Research Goals and Objectives.  This funding is intended to explore the academic placements, educational services and the cost of educating D/HH children before and after the widespread adoption of EHDI in the United States. The collection and analysis of data regarding the usage of varying types of educational plans and approaches (e.g., Individualized Educational Plans (IEP), 504 Plans, mainstream approach to placement, special individualized services provided to D/HH students) will be helpful in understanding the educational landscape. Similarly, the estimated costs associated with the various approaches, as well as best estimates of the overall costs of educating D/HH children before and after EHDI programs were established, should be compared and adjusted for inflation.

Special requirements. To ensure that the study can be accomplished in 2 years and that a manuscript is prepared in collaboration with CDC for publication in the final year, applicants should consider the following:

  • Must have existing access or demonstrate that access can be quickly obtained to Part B educational records of D/HH children who have received intervention services
    • Shortly after diagnosis (that is by 6 months of age) when EHDI practice has been widely established in the state, AND
    • Before an EHDI program was established in the state.
  • D/HH children with additional co-morbidity can either be excluded or stratified as a sub-group.
  • Data should include variables that allow for control or stratification of D/HH children according to the type of hearing technology (hearing aids and cochlear implant) used.
  • Should have a plan for estimating inflation-adjusted costs of education before and after the widespread implementation of EHDI programs in the catchment area.

Successful applications must include the following:

  1. A project plan that includes a description of the study cohorts and type of data that will be collected or are readily available.
  2. An analysis plan that details how data will be stratified and analyzed.
  3. Timeline for data cleaning, compilation and analysis.
  4. Plan for submission of progress and final reports, conference presentation, manuscript preparation and publication.
  5. Detailed budget, including identification of any sub-contractors.
  6. Description of plans and IRB requirements and timeline regarding the protection of human subjects.

Definition of terms the study must use

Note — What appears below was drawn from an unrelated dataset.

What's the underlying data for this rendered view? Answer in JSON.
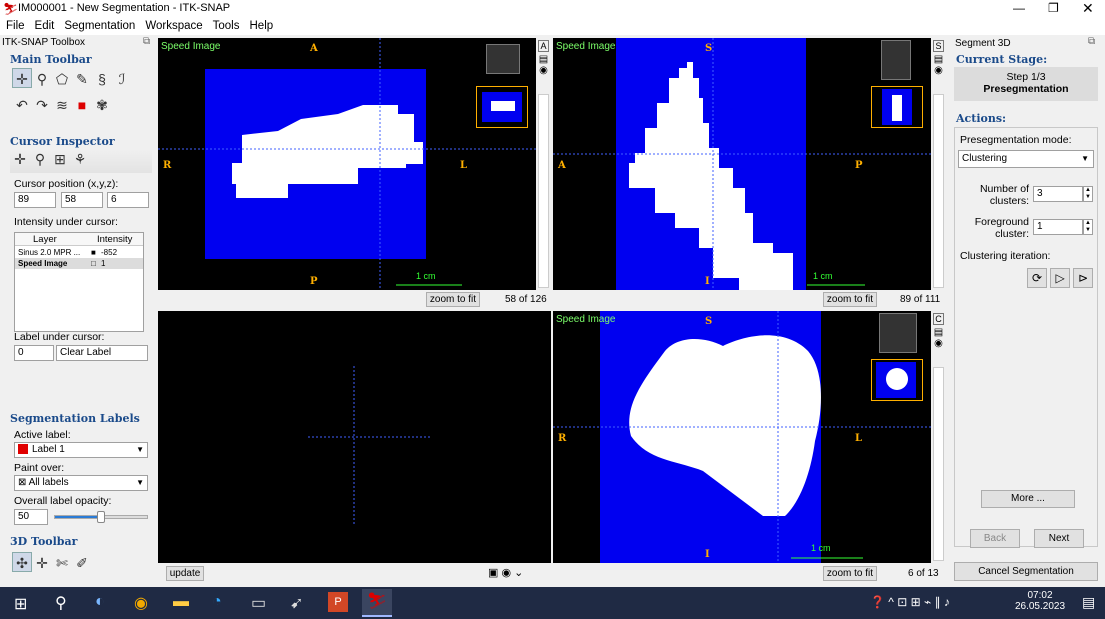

  • Type of school or school placement can be defined as regular school where D/HH children are mainstreamed and educated with non D/HH children.
    • School of the deaf, either private or state school, is an educational setting where majority of the students are D/HH and educated by deaf teachers or teachers trained in deafness.
    • Inclusion or mainstream placement where the student is placed in a regular classroom with same age peers.
    • Resource room placement is when a student leaves a regular classroom for a designated time period to receive specialized instruction in language, reading, or math.
    • Self-contained classroom placement where the student is placed in a small controlled class with a special-education teacher.
  • Type of educational resources provided can include speech/language therapy or services, any form of aural/oral habilitation, or any educational remedial assistance, intervention or services.

Describe the potential public health impact of this opportunity

The anticipated impact from a successfully completed project will elucidate whether there have been educational cost savings associated with this public health effort and the effect of EHDI on the education of D/HH children.

References

  • Early Hearing Detection and Intervention (EHDI) and Vocabulary of Children with Hearing Loss. Yoshinaga-Itano C, Sedey A, Wiggin M, Chung W, Pediatrics July, 2017. http://pediatrics.aappublications.org/content/early/2017/07/06/peds.2016-2964
  • Language outcomes in young children with mild to severe hearing loss. Tomblin JB, Harrison M, Ambrose SE, Walker EA, Oleson JJ, Moeller MP. Ear & Hearing. 2015;36(suppl. 1):76S–91S pmid:2673116